The Ellison Medical Foundation has launched a new program aimed at promoting scholarly research in the area of neuroscience (see Ellison Medical Foundation: Grants for Brain Research and Treatment).
The foundation's Neuroscience Scholar Awards program is modeled after its existing grant program for research on aging. The awards will be given out to two groups — New Scholars, who are in their first few years of a research career, and Senior Scholars, who have a little more time under their belt but aren't necessarily at a senior rank in their department or institution.
The Ellison Medical Foundation is looking for researchers who can find "insight into the fundamental molecular and cellular mechanisms that underlie normal biological function, and when dysfunctional, lead to illness." In particular, the scientific advisory board that oversees applications is interested in research that sheds light on the neurological causes of aggressive behavior. That focus may change in future years, but in the initial stage it is a must for any application for support. (Read Ellison deputy director, Kevin Lee's IP profile).

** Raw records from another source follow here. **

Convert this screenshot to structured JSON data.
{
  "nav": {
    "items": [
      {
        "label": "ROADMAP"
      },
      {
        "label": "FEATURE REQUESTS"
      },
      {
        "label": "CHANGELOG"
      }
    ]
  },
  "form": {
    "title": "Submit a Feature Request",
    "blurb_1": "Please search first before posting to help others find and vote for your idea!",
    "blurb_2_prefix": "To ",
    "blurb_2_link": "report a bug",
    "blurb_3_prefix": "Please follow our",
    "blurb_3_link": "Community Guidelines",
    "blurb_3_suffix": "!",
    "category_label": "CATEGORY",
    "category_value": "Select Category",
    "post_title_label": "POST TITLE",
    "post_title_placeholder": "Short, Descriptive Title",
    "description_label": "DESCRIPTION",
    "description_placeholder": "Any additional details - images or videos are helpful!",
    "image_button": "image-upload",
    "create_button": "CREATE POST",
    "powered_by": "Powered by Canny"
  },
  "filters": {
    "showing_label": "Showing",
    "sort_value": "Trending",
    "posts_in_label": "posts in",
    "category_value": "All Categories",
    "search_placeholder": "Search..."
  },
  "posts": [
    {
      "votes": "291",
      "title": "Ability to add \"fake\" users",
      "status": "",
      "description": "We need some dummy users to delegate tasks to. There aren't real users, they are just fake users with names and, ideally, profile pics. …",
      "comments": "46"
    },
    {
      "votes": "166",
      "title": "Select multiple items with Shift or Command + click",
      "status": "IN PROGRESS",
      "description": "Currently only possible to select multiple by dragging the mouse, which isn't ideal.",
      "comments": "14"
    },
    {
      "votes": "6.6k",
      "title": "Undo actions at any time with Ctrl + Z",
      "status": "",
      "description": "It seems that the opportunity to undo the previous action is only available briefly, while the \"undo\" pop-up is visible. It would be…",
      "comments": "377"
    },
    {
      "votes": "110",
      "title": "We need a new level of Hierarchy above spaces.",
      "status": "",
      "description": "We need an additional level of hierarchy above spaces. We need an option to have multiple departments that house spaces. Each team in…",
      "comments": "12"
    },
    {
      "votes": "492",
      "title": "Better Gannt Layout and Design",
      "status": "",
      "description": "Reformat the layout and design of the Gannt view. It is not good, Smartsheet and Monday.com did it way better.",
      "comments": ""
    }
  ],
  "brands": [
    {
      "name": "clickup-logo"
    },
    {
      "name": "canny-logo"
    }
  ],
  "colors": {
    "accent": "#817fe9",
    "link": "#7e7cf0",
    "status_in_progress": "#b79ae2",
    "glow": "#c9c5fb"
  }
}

Winners of the foundation's grant will get four years of support so they can focus on their research. New Scholars get $100,000 per year to cover their costs. For Senior Scholars, the program is even more generous — $150,000 per year for direct costs and even more to cover any indirect costs the research might rack up.
The Ellison Medical Foundation distributed its first round of grants in 2012. The five Senior Scholars who attracted support were all focused on the neurobiological roots of aggressive behavior, but the wide variety of approaches to this problem demonstrate the foundation's open-minded philosophy.
For example, California Institute of Technology professor David Anderson is using his grant for his work using mice to gain insight into the brain's circuitry and its relationship to aggression. By manipulating the brain’s activity, he can disentangle the interplay between neurological activity and emotional responses.
"In order to effectively apply these powerful tools to the study of emotion, we need to choose model organisms suitable for studying this complex subject," Anderson writes on his website. "The laboratory mouse combines powerful genetics with a brain structure that is fundamentally similar to that of humans. We are using this system to study the neural circuits of emotion behaviors related to fear and aggression."
Meanwhile, another Senior Scholar, psychiatrist Kenneth Kendler of Virginia Commonwealth University, is using a Swedish national study to look at the interaction among genetics, the environment, and violent behavior.
So the Ellison Medical Foundation is interested in a wide range of proposals related to aggression, but you have to get your idea together quickly — the deadline for this year’s awards is June 21, 2013.